The street in front of NASA headquarters was given the name Hidden Figures Way in 2019.
Jackson graduated from the Hampton Institute in 1942 with a dual degree in math and physical sciences. She began her career in 1951 as part of a segregated unit of Black women mathematicians in what is now the Langley Research Center in Hampton, Virginia.
They did calculations in the pre-computer days of the U.S Space Program. Jackson was eventually promoted to engineer, and in 1979, joined Langley’s Federal Women’s Program to influence the hiring and promotion of women in NASA’S science, technology, engineering and mathematics careers.
She retired in 1985 and passed away in 2005 at 101 years old. In 2019, she was posthumously awarded the Congressional Gold Medal, along with her esteemed Black colleagues Christine Darden, Katherine Johnson and Dorothy Vaughan.

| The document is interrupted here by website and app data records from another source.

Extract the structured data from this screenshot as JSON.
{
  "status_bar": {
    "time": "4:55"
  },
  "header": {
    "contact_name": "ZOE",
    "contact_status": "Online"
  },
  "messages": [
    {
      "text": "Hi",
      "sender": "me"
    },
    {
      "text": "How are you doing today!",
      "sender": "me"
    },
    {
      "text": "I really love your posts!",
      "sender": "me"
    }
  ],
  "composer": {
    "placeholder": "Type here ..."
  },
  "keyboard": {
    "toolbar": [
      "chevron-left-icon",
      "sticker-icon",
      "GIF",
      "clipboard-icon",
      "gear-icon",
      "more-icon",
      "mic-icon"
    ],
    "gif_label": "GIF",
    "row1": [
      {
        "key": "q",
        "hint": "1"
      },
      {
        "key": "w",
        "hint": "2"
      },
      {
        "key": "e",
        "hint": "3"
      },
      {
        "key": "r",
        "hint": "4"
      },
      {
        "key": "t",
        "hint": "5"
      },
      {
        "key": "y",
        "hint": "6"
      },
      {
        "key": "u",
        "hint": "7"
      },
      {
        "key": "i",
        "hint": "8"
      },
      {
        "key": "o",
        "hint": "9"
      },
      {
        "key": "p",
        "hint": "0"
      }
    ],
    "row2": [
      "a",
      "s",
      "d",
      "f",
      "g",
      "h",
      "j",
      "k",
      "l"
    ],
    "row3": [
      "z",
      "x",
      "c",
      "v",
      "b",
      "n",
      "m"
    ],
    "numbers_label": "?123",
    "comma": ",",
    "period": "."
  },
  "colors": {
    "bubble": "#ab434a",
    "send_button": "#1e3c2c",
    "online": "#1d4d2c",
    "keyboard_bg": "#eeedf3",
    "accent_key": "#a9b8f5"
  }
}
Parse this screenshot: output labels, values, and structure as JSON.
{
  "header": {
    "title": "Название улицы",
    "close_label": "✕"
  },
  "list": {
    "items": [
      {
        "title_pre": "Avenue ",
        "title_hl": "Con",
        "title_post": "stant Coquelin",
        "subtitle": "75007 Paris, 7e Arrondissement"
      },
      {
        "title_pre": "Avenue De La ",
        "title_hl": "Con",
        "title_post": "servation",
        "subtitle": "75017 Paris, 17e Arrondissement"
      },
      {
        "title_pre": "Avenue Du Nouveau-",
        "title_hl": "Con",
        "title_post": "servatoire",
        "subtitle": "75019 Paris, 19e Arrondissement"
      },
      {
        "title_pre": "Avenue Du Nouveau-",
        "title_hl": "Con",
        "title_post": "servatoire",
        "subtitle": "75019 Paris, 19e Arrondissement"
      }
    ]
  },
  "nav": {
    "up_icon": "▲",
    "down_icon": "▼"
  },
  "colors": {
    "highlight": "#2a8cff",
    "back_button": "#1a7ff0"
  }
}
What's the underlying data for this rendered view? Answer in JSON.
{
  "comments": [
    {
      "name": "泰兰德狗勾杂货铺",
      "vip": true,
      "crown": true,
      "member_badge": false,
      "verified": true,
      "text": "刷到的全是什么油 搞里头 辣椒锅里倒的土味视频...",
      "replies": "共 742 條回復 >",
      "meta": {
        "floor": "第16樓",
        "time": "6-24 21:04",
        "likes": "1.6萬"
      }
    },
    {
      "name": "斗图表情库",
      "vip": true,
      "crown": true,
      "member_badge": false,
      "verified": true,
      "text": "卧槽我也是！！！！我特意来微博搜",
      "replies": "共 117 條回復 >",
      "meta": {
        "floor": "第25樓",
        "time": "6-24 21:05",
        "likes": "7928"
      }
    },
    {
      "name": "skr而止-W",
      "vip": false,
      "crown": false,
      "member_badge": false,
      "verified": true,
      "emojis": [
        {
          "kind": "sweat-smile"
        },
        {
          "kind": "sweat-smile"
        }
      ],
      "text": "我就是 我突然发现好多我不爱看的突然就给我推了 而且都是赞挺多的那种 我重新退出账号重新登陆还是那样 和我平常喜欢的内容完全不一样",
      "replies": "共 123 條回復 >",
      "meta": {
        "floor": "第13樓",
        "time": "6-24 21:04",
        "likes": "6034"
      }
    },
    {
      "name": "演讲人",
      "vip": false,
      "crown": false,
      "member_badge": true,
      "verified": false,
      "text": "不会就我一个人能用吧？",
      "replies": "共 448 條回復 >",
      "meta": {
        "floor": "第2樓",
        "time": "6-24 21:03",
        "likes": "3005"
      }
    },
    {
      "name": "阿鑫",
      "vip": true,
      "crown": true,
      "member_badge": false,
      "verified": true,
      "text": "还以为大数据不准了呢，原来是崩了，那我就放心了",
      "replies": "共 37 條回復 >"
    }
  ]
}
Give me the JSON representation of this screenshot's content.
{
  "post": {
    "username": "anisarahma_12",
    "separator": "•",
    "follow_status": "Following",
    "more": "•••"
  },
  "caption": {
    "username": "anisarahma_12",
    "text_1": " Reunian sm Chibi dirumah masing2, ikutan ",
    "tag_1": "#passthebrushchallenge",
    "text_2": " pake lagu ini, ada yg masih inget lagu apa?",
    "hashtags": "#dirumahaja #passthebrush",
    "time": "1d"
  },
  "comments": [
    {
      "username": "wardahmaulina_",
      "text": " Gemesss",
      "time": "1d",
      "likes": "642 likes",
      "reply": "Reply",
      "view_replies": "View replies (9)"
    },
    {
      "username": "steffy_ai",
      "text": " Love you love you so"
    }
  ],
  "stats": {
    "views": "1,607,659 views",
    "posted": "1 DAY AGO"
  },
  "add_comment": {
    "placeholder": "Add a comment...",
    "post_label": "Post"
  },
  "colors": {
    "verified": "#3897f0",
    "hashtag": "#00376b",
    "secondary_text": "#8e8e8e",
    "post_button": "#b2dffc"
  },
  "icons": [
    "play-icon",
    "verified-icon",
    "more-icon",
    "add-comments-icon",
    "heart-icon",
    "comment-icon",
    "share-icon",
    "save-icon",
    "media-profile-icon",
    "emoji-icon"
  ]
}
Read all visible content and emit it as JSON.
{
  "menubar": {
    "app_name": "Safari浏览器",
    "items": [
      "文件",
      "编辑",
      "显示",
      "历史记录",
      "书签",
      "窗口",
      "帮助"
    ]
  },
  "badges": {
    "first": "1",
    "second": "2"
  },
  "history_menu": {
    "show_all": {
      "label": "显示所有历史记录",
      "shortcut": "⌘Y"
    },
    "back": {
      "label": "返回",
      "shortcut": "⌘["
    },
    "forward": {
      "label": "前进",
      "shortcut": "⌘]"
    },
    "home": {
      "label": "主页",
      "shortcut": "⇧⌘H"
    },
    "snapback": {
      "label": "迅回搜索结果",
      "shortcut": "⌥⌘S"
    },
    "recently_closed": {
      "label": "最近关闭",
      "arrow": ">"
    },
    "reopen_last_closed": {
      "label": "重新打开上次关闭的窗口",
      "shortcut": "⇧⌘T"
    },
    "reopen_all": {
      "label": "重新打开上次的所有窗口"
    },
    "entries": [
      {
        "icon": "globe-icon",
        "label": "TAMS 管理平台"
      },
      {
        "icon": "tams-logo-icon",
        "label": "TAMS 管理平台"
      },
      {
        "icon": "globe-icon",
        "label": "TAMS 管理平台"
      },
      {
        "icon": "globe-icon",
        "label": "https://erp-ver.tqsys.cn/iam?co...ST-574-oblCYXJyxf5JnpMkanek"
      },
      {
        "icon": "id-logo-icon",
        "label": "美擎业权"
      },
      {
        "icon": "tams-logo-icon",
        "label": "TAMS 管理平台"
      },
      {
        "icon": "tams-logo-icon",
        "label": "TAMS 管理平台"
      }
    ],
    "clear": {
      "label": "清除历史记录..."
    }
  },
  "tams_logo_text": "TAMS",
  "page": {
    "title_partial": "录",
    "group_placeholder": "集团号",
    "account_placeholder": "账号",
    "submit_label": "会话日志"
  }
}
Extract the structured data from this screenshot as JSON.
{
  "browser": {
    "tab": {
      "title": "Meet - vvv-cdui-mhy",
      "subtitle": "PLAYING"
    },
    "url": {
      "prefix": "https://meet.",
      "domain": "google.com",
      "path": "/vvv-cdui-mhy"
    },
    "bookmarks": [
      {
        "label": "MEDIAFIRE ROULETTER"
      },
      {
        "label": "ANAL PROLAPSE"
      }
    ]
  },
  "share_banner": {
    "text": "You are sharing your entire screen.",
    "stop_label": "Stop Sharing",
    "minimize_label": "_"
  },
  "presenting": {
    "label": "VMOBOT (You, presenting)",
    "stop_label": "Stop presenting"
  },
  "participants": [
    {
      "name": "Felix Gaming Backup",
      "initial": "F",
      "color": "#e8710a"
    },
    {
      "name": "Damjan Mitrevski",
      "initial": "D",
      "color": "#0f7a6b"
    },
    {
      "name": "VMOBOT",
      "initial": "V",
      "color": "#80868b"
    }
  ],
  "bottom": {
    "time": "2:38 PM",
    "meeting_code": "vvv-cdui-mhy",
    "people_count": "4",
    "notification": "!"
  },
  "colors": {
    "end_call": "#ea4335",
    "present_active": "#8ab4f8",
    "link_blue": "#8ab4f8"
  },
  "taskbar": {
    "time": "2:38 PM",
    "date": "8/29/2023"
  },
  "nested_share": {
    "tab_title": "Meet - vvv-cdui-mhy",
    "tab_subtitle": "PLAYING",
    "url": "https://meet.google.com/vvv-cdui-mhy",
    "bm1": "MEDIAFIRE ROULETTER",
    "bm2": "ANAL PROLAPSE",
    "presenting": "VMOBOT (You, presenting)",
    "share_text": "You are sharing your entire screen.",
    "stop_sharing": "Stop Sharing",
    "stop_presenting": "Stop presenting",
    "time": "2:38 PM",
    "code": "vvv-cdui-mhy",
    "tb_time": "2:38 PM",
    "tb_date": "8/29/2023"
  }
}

“Mary W. Jackson was part of a group of very important women who helped NASA succeed in getting American astronauts into space,” NASA Administrator Jim Bridenstein said in a statement Wednesday.
In their news release on Wednesday, NASA reported that Mary Jackson’s daughter, Carolyn Lewis, was honored by their decision.
“She was a scientist, humanitarian, wife, mother and trailblazer who paved the way for thousands of others to succeed, not only at NASA, but throughout this nation,” said Lewis.
For many people, Jackson’s legacy was unknown until the film Hidden Figures was released, but she is someone we all should know about. Now that the nation is calling for racial justice and equity, it’s time to honor the Black pioneers and inspiring figures and bring them out of the dark.